Collapsing gilt prices and shrinking sterling are signs of a big change in outlook. We will soon deliver a full update, but in the meantime, it may be worth unpicking some of the developments and their likely impact.
The fuel subsidies and tax cuts announced in the mini budget, on the face of it, pump more money into an economy already struggling to meet demand. That’s a great recipe for inflation and a looming monster inflation would be a fine explanation for a bond market meltdown and currency crash.
However, there are a couple of important twists in that tale.
The first is that the way the fuel subsidy is structured removes fuel costs from the main inflation indices. That means that, although the government is borrowing or printing money to pay high prices for fuel, the measure will actually cut the biggest contributor to reported inflation statistics.
The second twist is that, in the medium term, the Bank of England still has an inflation target and the market still seems to think it will be able to achieve it. The market, and hence EV, has been “Team Transitory” since interest rates were negative. Inflation can persist because of a series of inflationary events rather than inability to control a single one. The market apparently still believes, but now the latest inflationary event it sees has only just begun.
A post-lockdown wave of cash meeting post-lockdown supply chains, followed by a war affected the world. After that, Britain will now deal with an economic experiment that is, on the face of it, inflationary. However, it actually turns out, it has clearly taken the market by surprise.
We summarise in four main points:
The government’s new economic plan looks like an inflationary shock
Technical effects will likely suppress the impact in the short term
Inflation will still be pretty high for a while
The Bank of England will have to respond and rates will rise sharply.
As things stand we expect the next update to reflect the above.

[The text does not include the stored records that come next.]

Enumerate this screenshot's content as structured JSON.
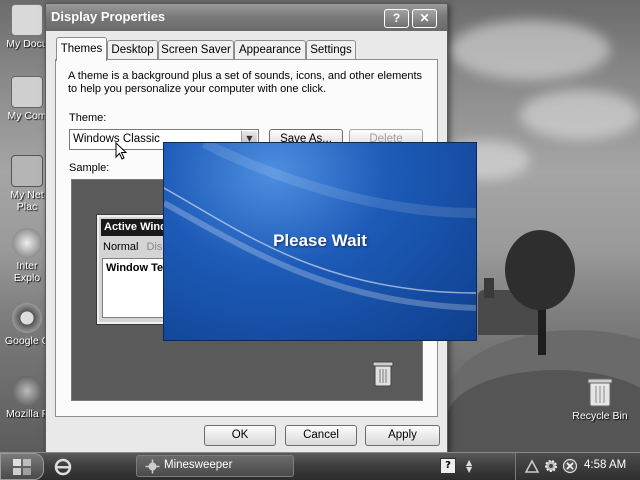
{
  "desktop": {
    "icons": [
      {
        "label": "My Docu",
        "icon": "my-documents-icon"
      },
      {
        "label": "My Com",
        "icon": "my-computer-icon"
      },
      {
        "label": "My Net",
        "label2": "Plac",
        "icon": "network-places-icon"
      },
      {
        "label": "Inter",
        "label2": "Explo",
        "icon": "internet-explorer-icon"
      },
      {
        "label": "Google C",
        "icon": "google-chrome-icon"
      },
      {
        "label": "Mozilla F",
        "icon": "mozilla-firefox-icon"
      }
    ],
    "recycle_bin": {
      "label": "Recycle Bin",
      "icon": "recycle-bin-icon"
    }
  },
  "window": {
    "title": "Display Properties",
    "help_label": "?",
    "close_label": "✕",
    "tabs": [
      {
        "label": "Themes",
        "active": true
      },
      {
        "label": "Desktop",
        "active": false
      },
      {
        "label": "Screen Saver",
        "active": false
      },
      {
        "label": "Appearance",
        "active": false
      },
      {
        "label": "Settings",
        "active": false
      }
    ],
    "description": "A theme is a background plus a set of sounds, icons, and other elements to help you personalize your computer with one click.",
    "theme_label": "Theme:",
    "theme_value": "Windows Classic",
    "save_as_label": "Save As...",
    "delete_label": "Delete",
    "sample_label": "Sample:",
    "sample": {
      "active_window_title": "Active Wind",
      "menu_normal": "Normal",
      "menu_disabled": "Dis",
      "window_text": "Window Te"
    },
    "ok_label": "OK",
    "cancel_label": "Cancel",
    "apply_label": "Apply"
  },
  "overlay": {
    "text": "Please Wait"
  },
  "taskbar": {
    "task_label": "Minesweeper",
    "clock": "4:58 AM"
  },
  "colors": {
    "overlay_blue": "#1d5bb8",
    "titlebar": "#7a7a7a",
    "taskbar": "#3c3c3c"
  }
}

There are, however, at least two wild cards left in the deck: high interest rates could derail the property market, and it’s possible that there are U-turns left in this parliament – Rishi Sunak was proposing more or less the opposite of this, for example.

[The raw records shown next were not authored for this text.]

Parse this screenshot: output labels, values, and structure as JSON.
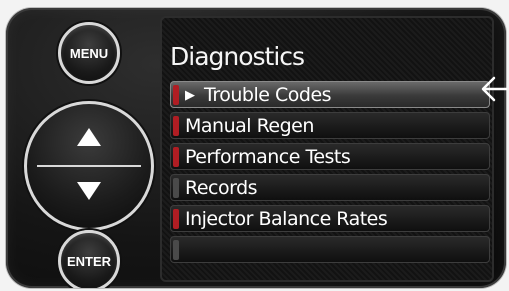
{
  "device": {
    "menu_button": "MENU",
    "enter_button": "ENTER",
    "nav": {
      "up_icon": "triangle-up-icon",
      "down_icon": "triangle-down-icon"
    }
  },
  "screen": {
    "title": "Diagnostics",
    "items": [
      {
        "label": "Trouble Codes",
        "selected": true,
        "marker_color": "#b01d23"
      },
      {
        "label": "Manual Regen",
        "selected": false,
        "marker_color": "#b01d23"
      },
      {
        "label": "Performance Tests",
        "selected": false,
        "marker_color": "#b01d23"
      },
      {
        "label": "Records",
        "selected": false,
        "marker_color": "#4a4a4a"
      },
      {
        "label": "Injector Balance Rates",
        "selected": false,
        "marker_color": "#b01d23"
      },
      {
        "label": "",
        "selected": false,
        "marker_color": "#4a4a4a"
      }
    ]
  },
  "pointer": {
    "icon": "left-arrow-icon"
  }
}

So what next?
We use our market-proven global stochastic asset model each quarter to generate a range of capital market assumptions based on the latest market data.